A collection of mailers sent to one household for the state Senate District 20 race between Jessie Danielson and Christine Jensen.

Dueling ballot measures and a high-profile governor's race may dominate voter attentions, but there's another huge political move at play in the 2018 election: Control of the state Senate.

Republicans control the Senate chambers at the State Capitol now. But it's a narrow majority, just one seat.

A handful of Senate seats are up for grabs this year, and since the House is expected to stay in Democratic control and Democratic Congressman Jared Polis is leading in early polls for the Governor’s race, Colorado Democrats could score a so-called trifecta—control of the state Senate, House and governor's office.

The last time Democrats held a trifecta was after the 2012 election, when the party notably passed a package of gun control laws.

CPR reporters Bente Birkeland and Ben Markus talked to Colorado Matters about the money pouring into the most competitive state Senate races.

Democrats traditionally have the fundraising edge in Colorado. While oil and gas groups have poured money into state-level races to boost Republican candidates, their Democratic competitors have out-raised them. State Rep. Faith Winter has a 4-to-1 lead in her race to unseat state Sen. Martinez Humenik, for example.

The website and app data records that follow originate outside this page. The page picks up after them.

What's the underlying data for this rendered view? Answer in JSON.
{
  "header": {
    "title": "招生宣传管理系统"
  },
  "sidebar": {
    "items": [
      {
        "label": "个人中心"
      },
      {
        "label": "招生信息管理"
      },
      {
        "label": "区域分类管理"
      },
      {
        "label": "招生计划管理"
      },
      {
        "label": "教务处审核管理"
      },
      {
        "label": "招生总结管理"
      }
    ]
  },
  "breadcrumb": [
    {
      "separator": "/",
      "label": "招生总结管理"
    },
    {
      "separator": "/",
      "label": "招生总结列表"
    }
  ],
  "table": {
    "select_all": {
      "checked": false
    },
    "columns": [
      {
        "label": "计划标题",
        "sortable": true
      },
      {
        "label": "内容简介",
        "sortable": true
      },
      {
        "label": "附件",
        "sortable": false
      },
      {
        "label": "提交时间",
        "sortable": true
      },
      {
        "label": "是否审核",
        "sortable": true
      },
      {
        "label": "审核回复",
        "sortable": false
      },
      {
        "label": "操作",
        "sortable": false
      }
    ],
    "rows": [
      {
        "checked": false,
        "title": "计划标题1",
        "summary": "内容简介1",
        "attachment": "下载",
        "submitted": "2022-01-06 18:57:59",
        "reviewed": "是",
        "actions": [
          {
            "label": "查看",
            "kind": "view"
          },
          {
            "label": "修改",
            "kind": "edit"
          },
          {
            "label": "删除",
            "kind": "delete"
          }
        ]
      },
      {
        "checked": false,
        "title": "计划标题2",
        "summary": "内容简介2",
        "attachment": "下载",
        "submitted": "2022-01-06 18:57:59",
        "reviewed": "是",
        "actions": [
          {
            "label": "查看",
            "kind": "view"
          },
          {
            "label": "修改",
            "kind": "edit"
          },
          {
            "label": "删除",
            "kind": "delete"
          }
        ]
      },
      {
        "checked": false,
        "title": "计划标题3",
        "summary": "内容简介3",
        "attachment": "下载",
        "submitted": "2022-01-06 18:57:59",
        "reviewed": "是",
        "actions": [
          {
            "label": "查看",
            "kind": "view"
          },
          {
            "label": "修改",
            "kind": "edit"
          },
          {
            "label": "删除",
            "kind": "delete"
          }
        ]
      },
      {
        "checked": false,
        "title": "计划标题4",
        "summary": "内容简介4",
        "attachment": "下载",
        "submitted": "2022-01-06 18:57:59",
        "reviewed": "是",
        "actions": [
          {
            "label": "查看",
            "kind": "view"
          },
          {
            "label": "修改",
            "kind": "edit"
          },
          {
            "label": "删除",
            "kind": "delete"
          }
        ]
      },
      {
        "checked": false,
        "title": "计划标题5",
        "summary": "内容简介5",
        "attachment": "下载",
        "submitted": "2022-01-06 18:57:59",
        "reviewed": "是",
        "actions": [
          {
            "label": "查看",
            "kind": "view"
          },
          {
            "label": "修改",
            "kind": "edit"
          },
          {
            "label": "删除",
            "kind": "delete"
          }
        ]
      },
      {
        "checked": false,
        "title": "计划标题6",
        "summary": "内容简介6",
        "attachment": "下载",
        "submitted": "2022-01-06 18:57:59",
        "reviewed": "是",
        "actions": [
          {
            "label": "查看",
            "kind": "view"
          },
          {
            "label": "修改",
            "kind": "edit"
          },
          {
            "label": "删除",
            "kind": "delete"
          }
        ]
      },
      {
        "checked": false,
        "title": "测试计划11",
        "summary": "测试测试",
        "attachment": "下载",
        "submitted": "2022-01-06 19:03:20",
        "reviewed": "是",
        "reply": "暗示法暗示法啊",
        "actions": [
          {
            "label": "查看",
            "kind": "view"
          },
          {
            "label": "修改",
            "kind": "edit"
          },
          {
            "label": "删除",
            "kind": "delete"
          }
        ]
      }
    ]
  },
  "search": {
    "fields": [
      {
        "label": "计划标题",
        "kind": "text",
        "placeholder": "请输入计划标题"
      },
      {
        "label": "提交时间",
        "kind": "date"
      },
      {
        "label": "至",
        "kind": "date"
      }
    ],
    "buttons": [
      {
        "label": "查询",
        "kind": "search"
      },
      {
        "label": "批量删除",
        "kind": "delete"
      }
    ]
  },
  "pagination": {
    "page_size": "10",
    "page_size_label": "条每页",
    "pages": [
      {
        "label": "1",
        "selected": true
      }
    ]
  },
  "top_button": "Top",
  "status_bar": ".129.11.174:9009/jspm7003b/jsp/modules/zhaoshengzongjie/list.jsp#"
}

Super PACs alone have thrown more than $10 million into the fray, breaking previous records.